Younger brother to ‘take over’
MANILA (2nd UPDATE) - Sultan Jamalul Kiram III of Sulu passed away Sunday morning.
Kiram, 75 - who described himself as the "Sultan of Sulu" after a group of islands in the Mindanao - passed away at a government hospital but remained defiant to the end, his wife, Fatima Kiram said.
"The sultan died a poor but honorable man," she told AFP, adding that his fight to reclaim Sabah as part of the sultanate's territory would continue.
"His last words to all his brothers and followers were, 'It has already begun. Let us continue it for the good of our people. Do not abandon our people,'" she quoted him as saying.
She said, however, this did not mean renewed violence, adding that the family was willing to enter into negotiations with Malaysia.
In a separate interview with radio dzMM, Sultanate of Sulu spokesman Abraham Idjirani said Kiram died at 4:42 a.m. at the Philippine Heart Center, where the sultan had also been battling kidney problems.
Kiram’s daughter, Princess Jacel Kiram, said her father had not shown that he was in pain.
“Kahit na nahihirapan siya, hindi mo makikita… Magpapakita siya na malakas,” Jacel said in an interview with radio dzMM Sunday.
Jacel revealed that her father has been undergoing dialysis as some of his internal organs had been affected.
“Na-confine siya noong Thursday. Ida-dialysis lang, pero ang baba ng blood pressure at nag-drop ang sugar level, kaya dinala sa Heart Center,” she said.
Kiram’s remains have been brought to their home in Maharlika Village, Taguig City, but the family plans to fly him to Sulu, where he will be buried.
If they cannot bring the Sultan to Sulu, he may be buried before 3 p.m. today, following Muslim tradition that a dead relative must be laid to rest within 24 hours of death.
Fight for Sabah
Jacel said that even though her father is gone, they still plan to continue fighting for Sabah.
“Yung iniwan niya sa atin, we have to continue fighting for it, because it’s for the Filipino people,” she said. “Ang gusto niya, tayo na lang ang magpatuloy ng laban natin for the Sabah claim.”
In February, at least 100 armed followers of Kiram, who claimed to be the hereditary chief of the "Sultanate of Sulu and North Borneo," entered Sabah to press his claim on the Malaysian state.
After the group refused to lay down their arms Malaysian security forces moved against them, resulting in deadly clashes that left dozens dead and sent the invaders fleeing.
The Sultan of Sulu once ruled over islands that are now parts of the southern Philippines, as well as Sabah.
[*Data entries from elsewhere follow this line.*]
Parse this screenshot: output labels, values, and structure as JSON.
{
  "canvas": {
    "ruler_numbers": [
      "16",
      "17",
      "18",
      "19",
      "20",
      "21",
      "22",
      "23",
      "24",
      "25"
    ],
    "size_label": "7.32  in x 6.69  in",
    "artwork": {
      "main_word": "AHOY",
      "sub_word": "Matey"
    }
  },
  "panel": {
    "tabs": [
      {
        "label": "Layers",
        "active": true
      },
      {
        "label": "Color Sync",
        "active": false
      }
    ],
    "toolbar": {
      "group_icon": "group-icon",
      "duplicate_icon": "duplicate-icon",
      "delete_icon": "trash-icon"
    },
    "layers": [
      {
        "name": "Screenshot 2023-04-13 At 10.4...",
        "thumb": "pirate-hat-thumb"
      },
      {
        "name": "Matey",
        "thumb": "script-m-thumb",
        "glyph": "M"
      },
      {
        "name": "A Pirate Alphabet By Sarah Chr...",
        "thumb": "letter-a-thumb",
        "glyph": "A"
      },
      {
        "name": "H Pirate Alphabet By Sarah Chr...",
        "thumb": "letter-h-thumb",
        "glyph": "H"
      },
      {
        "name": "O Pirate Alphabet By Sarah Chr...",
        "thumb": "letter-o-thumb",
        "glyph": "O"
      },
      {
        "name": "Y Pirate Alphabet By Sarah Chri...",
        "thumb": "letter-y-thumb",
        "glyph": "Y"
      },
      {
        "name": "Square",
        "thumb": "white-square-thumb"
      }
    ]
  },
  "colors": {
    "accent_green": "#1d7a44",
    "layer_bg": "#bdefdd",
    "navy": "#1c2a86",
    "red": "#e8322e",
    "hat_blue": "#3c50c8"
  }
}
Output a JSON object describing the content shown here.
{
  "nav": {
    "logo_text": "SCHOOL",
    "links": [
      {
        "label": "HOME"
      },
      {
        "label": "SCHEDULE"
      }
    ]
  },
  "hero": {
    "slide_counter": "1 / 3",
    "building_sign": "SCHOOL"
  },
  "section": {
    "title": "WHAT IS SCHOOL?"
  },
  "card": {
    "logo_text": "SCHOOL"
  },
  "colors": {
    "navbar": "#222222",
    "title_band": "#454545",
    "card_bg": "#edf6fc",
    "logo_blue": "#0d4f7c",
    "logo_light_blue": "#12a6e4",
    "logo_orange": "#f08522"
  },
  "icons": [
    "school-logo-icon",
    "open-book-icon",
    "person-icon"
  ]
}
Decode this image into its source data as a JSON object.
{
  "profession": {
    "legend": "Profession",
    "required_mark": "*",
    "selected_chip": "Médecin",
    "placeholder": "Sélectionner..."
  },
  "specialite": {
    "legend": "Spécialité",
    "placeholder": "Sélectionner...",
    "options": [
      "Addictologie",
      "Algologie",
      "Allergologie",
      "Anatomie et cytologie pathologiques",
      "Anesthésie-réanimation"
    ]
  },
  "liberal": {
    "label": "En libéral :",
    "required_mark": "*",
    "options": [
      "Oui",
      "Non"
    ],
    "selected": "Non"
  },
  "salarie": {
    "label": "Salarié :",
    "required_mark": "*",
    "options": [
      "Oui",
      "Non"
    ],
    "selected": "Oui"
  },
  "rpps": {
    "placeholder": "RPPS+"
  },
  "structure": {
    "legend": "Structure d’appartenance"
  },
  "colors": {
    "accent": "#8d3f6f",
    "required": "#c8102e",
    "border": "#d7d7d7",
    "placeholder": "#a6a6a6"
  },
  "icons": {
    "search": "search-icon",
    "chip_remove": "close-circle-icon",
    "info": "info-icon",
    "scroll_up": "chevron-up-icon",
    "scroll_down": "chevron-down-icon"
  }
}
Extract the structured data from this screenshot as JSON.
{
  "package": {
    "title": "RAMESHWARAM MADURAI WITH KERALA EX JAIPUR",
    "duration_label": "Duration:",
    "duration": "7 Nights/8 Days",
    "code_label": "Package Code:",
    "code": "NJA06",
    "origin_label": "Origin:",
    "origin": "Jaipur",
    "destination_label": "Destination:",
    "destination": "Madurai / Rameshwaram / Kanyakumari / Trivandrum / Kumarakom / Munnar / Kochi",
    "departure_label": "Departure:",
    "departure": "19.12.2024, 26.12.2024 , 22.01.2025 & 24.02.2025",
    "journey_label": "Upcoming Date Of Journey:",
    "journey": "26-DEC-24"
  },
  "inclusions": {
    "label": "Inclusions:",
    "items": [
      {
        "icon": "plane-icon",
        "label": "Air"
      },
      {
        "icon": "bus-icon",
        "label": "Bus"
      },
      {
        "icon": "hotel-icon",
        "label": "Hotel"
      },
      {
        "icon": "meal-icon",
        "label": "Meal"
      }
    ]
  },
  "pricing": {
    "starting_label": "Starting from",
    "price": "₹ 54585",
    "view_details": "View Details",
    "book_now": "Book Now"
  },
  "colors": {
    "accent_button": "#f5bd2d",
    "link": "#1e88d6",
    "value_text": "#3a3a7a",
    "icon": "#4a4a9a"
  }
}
However the sultanate lost control of Sabah to European colonial powers in the 18th Century. The former British colony became part of the federation of Malaysia when it was formed in 1963.
Kiram and his family, as heirs to the sultanate, still receive annual compensation from Malaysia -- the equivalent of about $1,700 -- but he had previously said this amount was far too low.
Aside from Kiram, there are other descendants of the sultanate who also claim to be the true sultans of Sulu.
Fatima Kiram said her husband's younger brother, Bantillan, would take over as sultan, stressing he had "the legal authority". – reports from Agence France-Presse; ANC; Henry Atuelan and Dennis Datu, dzMM